My grandfather founded Powers & Sons Construction in 1967. Over the next 50 years, our family home building company grew to become a leading construction firm spanning commercial, industrial and institutional businesses. It has taken hard work from three generations of our family, and it hasn’t always been easy.
Worthwhile endeavors are rarely easy. It’s a lesson we’re learning again this year at the Indiana Statehouse, as advocates push to pass a law protecting Hoosiers from bias crimes. We’re one of just five states that haven’t stood up against hate by adding criminal penalties for offenses motivated by bias against personal characteristics like race, religion, sexual orientation and gender identity.
Enough is enough. We have to stop turning a blind eye to the violence, vandalism and other crimes inspired by intolerance. We have to recognize economic reality, that thriving communities offer a diverse workforce. Indiana should welcome all, by being open to people and employers who want to contribute to our state.

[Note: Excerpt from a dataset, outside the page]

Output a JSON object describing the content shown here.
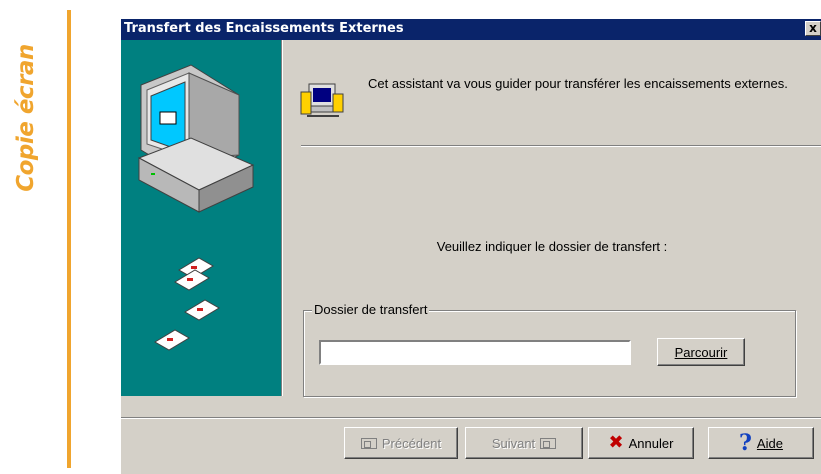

Companies want to invest in growing regions, where they can recruit (and retain) the best employees. Even though we’ve added a Chicago location to our headquarters in Gary and offices in Indianapolis, we’re Hoosiers first. And we know Indiana can’t afford to stay stuck in the past, turning away talented people and new businesses by tolerating bigotry.
We want our home state to lead the way in protecting its citizens — our employees — from hatred and discrimination, while building a stronger economy.
And if our elected officials won’t lead, then it’s our duty as citizens to show them the way.
Gov. Eric Holcomb has taken a strong stand for bias crimes legislation, but many in the General Assembly are hesitating. The speaker of the Indiana House has asked the Senate to act first; in the Senate, two good bills (Senate Bills 12 and 75) have been pushed aside, waiting for a hearing.
The next two weeks are crucial. Without committee action moving one of these bills to a vote of the full Senate, our opportunity may slip away. Recent polling says 74 percent of Hoosiers support the passage of a hate crimes law. If you’re reading this and are among that 74 percent, it’s time to take action.
The Indiana Forward campaign has been created to help Hoosiers show their support for a comprehensive bias crimes law. Take 30 seconds to sign up at www.IndianaForward.org, and pass the link along to friends, family and co-workers. It will be the most meaningful minute you spend today.
If you’re active in the business community, take another moment to sign up with Indiana Competes, at www.IndyChamber.com/advocacy/bias-crimes. It’s a coalition led by our friends at the Indy Chamber making the economic case for action on bias crimes, that hate isn’t just wrong for Indiana — it’s bad for business. This is an issue where our consciences and our desire for commerce come together.
We know that Northwest Indiana has more than its share of challenges, along with communities across the state. We’re builders, and so I’m optimistic that there’s no problem facing Indiana too big for Hoosiers to fix — but we have to start by protecting our neighbors and keeping our doors open to new opportunities. We must stop denying justice and damaging our own economy by refusing to act against bias crimes.